What the task requires |
Give the listing again in full, exactly as written.

Recorded data |
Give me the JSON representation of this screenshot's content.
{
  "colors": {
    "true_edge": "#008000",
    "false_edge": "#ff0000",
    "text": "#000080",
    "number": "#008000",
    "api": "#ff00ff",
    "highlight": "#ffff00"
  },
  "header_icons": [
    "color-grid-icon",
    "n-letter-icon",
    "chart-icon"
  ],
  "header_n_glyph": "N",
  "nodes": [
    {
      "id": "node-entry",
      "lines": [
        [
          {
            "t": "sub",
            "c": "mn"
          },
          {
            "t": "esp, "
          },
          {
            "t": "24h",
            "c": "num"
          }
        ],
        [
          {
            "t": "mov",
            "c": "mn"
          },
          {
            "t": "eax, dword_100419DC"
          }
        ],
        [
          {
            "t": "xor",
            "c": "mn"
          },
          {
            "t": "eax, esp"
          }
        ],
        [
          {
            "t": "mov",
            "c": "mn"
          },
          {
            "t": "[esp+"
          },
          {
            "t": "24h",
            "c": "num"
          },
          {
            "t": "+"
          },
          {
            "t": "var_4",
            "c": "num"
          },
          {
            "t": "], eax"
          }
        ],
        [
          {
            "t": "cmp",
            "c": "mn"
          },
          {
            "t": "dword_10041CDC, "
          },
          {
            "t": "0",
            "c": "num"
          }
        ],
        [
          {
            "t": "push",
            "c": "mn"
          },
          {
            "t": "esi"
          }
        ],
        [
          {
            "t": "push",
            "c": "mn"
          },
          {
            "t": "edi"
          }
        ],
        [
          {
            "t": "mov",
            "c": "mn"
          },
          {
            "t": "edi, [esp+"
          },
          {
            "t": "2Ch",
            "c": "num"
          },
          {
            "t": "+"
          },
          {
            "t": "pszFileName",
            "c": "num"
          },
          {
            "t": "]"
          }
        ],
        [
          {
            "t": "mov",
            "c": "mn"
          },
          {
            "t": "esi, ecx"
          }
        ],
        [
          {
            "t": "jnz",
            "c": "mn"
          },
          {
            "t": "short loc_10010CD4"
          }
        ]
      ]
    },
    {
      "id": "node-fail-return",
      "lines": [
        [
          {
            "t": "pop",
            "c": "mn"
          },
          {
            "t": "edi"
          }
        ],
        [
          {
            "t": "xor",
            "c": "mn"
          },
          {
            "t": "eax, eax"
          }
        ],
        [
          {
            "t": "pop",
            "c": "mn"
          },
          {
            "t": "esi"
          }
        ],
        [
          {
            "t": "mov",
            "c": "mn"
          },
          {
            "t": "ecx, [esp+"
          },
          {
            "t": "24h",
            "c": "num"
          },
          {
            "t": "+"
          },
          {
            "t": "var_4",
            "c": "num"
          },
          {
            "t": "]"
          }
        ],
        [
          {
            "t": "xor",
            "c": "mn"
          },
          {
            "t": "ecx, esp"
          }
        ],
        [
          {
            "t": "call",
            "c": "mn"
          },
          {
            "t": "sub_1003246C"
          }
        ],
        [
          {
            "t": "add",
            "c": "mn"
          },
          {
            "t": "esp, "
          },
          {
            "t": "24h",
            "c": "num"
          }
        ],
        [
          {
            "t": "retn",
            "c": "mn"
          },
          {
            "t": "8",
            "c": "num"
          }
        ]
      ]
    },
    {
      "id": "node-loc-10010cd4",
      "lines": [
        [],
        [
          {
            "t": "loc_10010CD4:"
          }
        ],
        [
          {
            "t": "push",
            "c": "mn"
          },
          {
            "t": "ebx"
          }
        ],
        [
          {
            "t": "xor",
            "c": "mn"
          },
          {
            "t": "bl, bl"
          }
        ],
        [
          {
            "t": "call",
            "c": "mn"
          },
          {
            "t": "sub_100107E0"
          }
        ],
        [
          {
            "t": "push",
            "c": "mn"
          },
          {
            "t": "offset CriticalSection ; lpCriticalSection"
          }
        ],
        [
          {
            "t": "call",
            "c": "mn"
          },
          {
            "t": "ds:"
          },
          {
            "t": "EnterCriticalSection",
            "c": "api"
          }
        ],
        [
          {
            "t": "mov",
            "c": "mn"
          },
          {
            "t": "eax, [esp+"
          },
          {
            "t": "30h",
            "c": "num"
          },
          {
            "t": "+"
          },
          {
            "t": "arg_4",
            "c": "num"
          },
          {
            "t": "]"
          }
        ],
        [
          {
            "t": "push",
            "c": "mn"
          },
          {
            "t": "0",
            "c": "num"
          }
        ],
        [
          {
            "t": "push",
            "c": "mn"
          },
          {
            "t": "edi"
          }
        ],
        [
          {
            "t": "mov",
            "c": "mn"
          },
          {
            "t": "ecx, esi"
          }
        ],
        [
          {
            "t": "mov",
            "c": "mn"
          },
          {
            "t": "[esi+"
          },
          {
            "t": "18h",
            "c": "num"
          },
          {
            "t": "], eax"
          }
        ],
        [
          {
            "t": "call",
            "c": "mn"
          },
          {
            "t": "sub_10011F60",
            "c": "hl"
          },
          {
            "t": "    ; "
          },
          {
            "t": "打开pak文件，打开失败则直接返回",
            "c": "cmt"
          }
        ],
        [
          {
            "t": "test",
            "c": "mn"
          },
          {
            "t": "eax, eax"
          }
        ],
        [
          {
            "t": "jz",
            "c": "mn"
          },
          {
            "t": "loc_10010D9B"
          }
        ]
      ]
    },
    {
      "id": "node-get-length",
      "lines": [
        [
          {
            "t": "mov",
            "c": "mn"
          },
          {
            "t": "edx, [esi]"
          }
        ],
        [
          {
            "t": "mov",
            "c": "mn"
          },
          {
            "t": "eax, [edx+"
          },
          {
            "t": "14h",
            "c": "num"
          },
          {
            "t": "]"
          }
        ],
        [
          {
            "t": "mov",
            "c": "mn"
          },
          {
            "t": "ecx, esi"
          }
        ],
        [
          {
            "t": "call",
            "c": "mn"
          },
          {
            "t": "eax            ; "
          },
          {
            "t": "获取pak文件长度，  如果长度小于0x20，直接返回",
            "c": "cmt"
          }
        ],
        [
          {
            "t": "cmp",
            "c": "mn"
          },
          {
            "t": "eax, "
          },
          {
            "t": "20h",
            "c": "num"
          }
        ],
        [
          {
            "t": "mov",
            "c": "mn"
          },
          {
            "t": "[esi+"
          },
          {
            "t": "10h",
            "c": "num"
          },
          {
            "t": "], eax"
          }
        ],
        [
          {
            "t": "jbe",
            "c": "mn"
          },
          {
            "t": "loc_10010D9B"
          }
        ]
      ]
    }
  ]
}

Result for this task |
Give me the JSON representation of this screenshot's content.
{
  "colors": {
    "true_edge": "#008000",
    "false_edge": "#ff0000",
    "text": "#000080",
    "number": "#008000",
    "api": "#ff00ff",
    "highlight": "#ffff00"
  },
  "header_icons": [
    "color-grid-icon",
    "n-letter-icon",
    "chart-icon"
  ],
  "header_n_glyph": "N",
  "nodes": [
    {
      "id": "node-entry",
      "lines": [
        [
          {
            "t": "sub",
            "c": "mn"
          },
          {
            "t": "esp, "
          },
          {
            "t": "24h",
            "c": "num"
          }
        ],
        [
          {
            "t": "mov",
            "c": "mn"
          },
          {
            "t": "eax, dword_100419DC"
          }
        ],
        [
          {
            "t": "xor",
            "c": "mn"
          },
          {
            "t": "eax, esp"
          }
        ],
        [
          {
            "t": "mov",
            "c": "mn"
          },
          {
            "t": "[esp+"
          },
          {
            "t": "24h",
            "c": "num"
          },
          {
            "t": "+"
          },
          {
            "t": "var_4",
            "c": "num"
          },
          {
            "t": "], eax"
          }
        ],
        [
          {
            "t": "cmp",
            "c": "mn"
          },
          {
            "t": "dword_10041CDC, "
          },
          {
            "t": "0",
            "c": "num"
          }
        ],
        [
          {
            "t": "push",
            "c": "mn"
          },
          {
            "t": "esi"
          }
        ],
        [
          {
            "t": "push",
            "c": "mn"
          },
          {
            "t": "edi"
          }
        ],
        [
          {
            "t": "mov",
            "c": "mn"
          },
          {
            "t": "edi, [esp+"
          },
          {
            "t": "2Ch",
            "c": "num"
          },
          {
            "t": "+"
          },
          {
            "t": "pszFileName",
            "c": "num"
          },
          {
            "t": "]"
          }
        ],
        [
          {
            "t": "mov",
            "c": "mn"
          },
          {
            "t": "esi, ecx"
          }
        ],
        [
          {
            "t": "jnz",
            "c": "mn"
          },
          {
            "t": "short loc_10010CD4"
          }
        ]
      ]
    },
    {
      "id": "node-fail-return",
      "lines": [
        [
          {
            "t": "pop",
            "c": "mn"
          },
          {
            "t": "edi"
          }
        ],
        [
          {
            "t": "xor",
            "c": "mn"
          },
          {
            "t": "eax, eax"
          }
        ],
        [
          {
            "t": "pop",
            "c": "mn"
          },
          {
            "t": "esi"
          }
        ],
        [
          {
            "t": "mov",
            "c": "mn"
          },
          {
            "t": "ecx, [esp+"
          },
          {
            "t": "24h",
            "c": "num"
          },
          {
            "t": "+"
          },
          {
            "t": "var_4",
            "c": "num"
          },
          {
            "t": "]"
          }
        ],
        [
          {
            "t": "xor",
            "c": "mn"
          },
          {
            "t": "ecx, esp"
          }
        ],
        [
          {
            "t": "call",
            "c": "mn"
          },
          {
            "t": "sub_1003246C"
          }
        ],
        [
          {
            "t": "add",
            "c": "mn"
          },
          {
            "t": "esp, "
          },
          {
            "t": "24h",
            "c": "num"
          }
        ],
        [
          {
            "t": "retn",
            "c": "mn"
          },
          {
            "t": "8",
            "c": "num"
          }
        ]
      ]
    },
    {
      "id": "node-loc-10010cd4",
      "lines": [
        [],
        [
          {
            "t": "loc_10010CD4:"
          }
        ],
        [
          {
            "t": "push",
            "c": "mn"
          },
          {
            "t": "ebx"
          }
        ],
        [
          {
            "t": "xor",
            "c": "mn"
          },
          {
            "t": "bl, bl"
          }
        ],
        [
          {
            "t": "call",
            "c": "mn"
          },
          {
            "t": "sub_100107E0"
          }
        ],
        [
          {
            "t": "push",
            "c": "mn"
          },
          {
            "t": "offset CriticalSection ; lpCriticalSection"
          }
        ],
        [
          {
            "t": "call",
            "c": "mn"
          },
          {
            "t": "ds:"
          },
          {
            "t": "EnterCriticalSection",
            "c": "api"
          }
        ],
        [
          {
            "t": "mov",
            "c": "mn"
          },
          {
            "t": "eax, [esp+"
          },
          {
            "t": "30h",
            "c": "num"
          },
          {
            "t": "+"
          },
          {
            "t": "arg_4",
            "c": "num"
          },
          {
            "t": "]"
          }
        ],
        [
          {
            "t": "push",
            "c": "mn"
          },
          {
            "t": "0",
            "c": "num"
          }
        ],
        [
          {
            "t": "push",
            "c": "mn"
          },
          {
            "t": "edi"
          }
        ],
        [
          {
            "t": "mov",
            "c": "mn"
          },
          {
            "t": "ecx, esi"
          }
        ],
        [
          {
            "t": "mov",
            "c": "mn"
          },
          {
            "t": "[esi+"
          },
          {
            "t": "18h",
            "c": "num"
          },
          {
            "t": "], eax"
          }
        ],
        [
          {
            "t": "call",
            "c": "mn"
          },
          {
            "t": "sub_10011F60",
            "c": "hl"
          },
          {
            "t": "    ; "
          },
          {
            "t": "打开pak文件，打开失败则直接返回",
            "c": "cmt"
          }
        ],
        [
          {
            "t": "test",
            "c": "mn"
          },
          {
            "t": "eax, eax"
          }
        ],
        [
          {
            "t": "jz",
            "c": "mn"
          },
          {
            "t": "loc_10010D9B"
          }
        ]
      ]
    },
    {
      "id": "node-get-length",
      "lines": [
        [
          {
            "t": "mov",
            "c": "mn"
          },
          {
            "t": "edx, [esi]"
          }
        ],
        [
          {
            "t": "mov",
            "c": "mn"
          },
          {
            "t": "eax, [edx+"
          },
          {
            "t": "14h",
            "c": "num"
          },
          {
            "t": "]"
          }
        ],
        [
          {
            "t": "mov",
            "c": "mn"
          },
          {
            "t": "ecx, esi"
          }
        ],
        [
          {
            "t": "call",
            "c": "mn"
          },
          {
            "t": "eax            ; "
          },
          {
            "t": "获取pak文件长度，  如果长度小于0x20，直接返回",
            "c": "cmt"
          }
        ],
        [
          {
            "t": "cmp",
            "c": "mn"
          },
          {
            "t": "eax, "
          },
          {
            "t": "20h",
            "c": "num"
          }
        ],
        [
          {
            "t": "mov",
            "c": "mn"
          },
          {
            "t": "[esi+"
          },
          {
            "t": "10h",
            "c": "num"
          },
          {
            "t": "], eax"
          }
        ],
        [
          {
            "t": "jbe",
            "c": "mn"
          },
          {
            "t": "loc_10010D9B"
          }
        ]
      ]
    }
  ]
}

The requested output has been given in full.